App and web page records
:::::

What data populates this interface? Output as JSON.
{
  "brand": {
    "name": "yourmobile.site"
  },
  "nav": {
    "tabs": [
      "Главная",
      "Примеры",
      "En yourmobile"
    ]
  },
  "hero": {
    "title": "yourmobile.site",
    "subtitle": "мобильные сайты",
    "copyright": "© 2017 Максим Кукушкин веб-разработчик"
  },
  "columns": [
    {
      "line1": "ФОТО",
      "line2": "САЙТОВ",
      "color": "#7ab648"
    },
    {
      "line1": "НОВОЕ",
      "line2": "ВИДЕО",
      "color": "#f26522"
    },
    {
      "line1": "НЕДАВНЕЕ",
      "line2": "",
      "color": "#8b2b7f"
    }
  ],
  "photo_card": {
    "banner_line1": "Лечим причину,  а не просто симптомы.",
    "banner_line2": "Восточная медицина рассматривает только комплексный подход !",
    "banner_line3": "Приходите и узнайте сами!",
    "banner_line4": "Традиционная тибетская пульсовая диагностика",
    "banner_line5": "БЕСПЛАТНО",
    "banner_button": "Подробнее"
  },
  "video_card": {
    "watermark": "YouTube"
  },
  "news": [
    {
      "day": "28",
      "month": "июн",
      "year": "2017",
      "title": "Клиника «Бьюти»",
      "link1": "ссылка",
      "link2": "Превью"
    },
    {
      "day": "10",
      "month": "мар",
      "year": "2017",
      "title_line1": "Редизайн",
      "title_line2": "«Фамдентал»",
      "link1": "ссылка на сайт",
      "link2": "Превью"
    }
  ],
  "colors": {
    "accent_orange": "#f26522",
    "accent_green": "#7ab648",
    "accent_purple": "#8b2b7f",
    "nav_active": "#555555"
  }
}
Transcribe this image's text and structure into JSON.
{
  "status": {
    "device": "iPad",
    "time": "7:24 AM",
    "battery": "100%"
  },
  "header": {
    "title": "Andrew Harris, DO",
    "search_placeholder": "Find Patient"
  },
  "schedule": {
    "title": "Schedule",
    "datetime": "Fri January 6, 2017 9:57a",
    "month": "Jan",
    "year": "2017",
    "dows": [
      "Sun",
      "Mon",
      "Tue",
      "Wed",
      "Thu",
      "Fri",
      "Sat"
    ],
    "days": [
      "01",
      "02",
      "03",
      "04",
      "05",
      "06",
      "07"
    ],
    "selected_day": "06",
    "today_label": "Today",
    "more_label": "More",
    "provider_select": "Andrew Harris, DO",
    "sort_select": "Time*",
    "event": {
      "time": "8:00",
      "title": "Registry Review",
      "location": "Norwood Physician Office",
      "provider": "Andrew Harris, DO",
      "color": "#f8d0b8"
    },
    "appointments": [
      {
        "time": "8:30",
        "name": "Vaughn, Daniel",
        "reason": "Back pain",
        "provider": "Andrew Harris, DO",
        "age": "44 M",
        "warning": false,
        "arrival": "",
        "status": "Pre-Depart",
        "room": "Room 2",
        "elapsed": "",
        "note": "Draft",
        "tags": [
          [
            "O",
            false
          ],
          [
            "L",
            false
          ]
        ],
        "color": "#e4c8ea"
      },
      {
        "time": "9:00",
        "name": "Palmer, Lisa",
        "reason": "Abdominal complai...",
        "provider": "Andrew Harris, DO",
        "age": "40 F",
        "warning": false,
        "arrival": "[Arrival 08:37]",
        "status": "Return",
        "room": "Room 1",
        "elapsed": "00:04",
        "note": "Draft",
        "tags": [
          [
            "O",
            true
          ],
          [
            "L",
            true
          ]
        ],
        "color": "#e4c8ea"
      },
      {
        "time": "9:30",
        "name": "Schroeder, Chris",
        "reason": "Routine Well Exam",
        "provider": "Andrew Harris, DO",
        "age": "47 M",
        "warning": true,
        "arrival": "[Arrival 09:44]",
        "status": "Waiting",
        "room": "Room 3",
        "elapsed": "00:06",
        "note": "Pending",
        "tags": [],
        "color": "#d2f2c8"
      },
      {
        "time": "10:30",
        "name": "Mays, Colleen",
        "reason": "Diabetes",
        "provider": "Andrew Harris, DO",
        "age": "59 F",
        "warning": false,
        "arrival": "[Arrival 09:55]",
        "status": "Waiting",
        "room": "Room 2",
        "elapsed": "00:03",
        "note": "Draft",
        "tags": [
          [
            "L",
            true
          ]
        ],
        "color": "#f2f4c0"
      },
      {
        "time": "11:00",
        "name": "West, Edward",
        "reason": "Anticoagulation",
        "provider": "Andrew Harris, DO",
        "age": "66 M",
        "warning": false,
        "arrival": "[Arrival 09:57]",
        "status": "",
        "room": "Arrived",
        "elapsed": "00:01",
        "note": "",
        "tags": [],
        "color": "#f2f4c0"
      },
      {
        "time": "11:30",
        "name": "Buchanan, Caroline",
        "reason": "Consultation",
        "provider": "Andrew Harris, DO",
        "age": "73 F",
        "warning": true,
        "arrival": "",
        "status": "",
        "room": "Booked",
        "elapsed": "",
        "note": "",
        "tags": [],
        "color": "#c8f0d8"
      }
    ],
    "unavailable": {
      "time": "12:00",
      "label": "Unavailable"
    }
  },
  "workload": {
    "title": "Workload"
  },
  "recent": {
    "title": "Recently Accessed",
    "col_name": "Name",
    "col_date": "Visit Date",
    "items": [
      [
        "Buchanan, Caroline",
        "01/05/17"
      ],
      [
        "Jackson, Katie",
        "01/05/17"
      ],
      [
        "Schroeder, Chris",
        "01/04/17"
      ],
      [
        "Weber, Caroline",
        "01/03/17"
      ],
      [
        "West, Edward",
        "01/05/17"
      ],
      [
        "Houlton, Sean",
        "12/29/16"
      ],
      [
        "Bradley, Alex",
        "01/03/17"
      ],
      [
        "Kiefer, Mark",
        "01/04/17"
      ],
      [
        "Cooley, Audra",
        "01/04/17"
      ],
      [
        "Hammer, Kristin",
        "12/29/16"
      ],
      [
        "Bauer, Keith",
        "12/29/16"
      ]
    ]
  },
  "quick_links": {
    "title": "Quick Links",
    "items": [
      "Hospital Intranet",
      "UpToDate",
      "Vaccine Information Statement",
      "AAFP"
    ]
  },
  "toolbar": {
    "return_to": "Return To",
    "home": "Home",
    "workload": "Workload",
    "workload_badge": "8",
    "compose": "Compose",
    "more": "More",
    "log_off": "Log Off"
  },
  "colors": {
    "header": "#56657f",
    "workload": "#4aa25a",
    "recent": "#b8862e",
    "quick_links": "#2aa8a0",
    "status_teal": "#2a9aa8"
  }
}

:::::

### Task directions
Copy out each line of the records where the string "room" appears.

### Result for this task
        "room": "Room 2",
        "room": "Room 1",
        "room": "Room 3",
        "room": "Room 2",
        "room": "Arrived",
        "room": "Booked",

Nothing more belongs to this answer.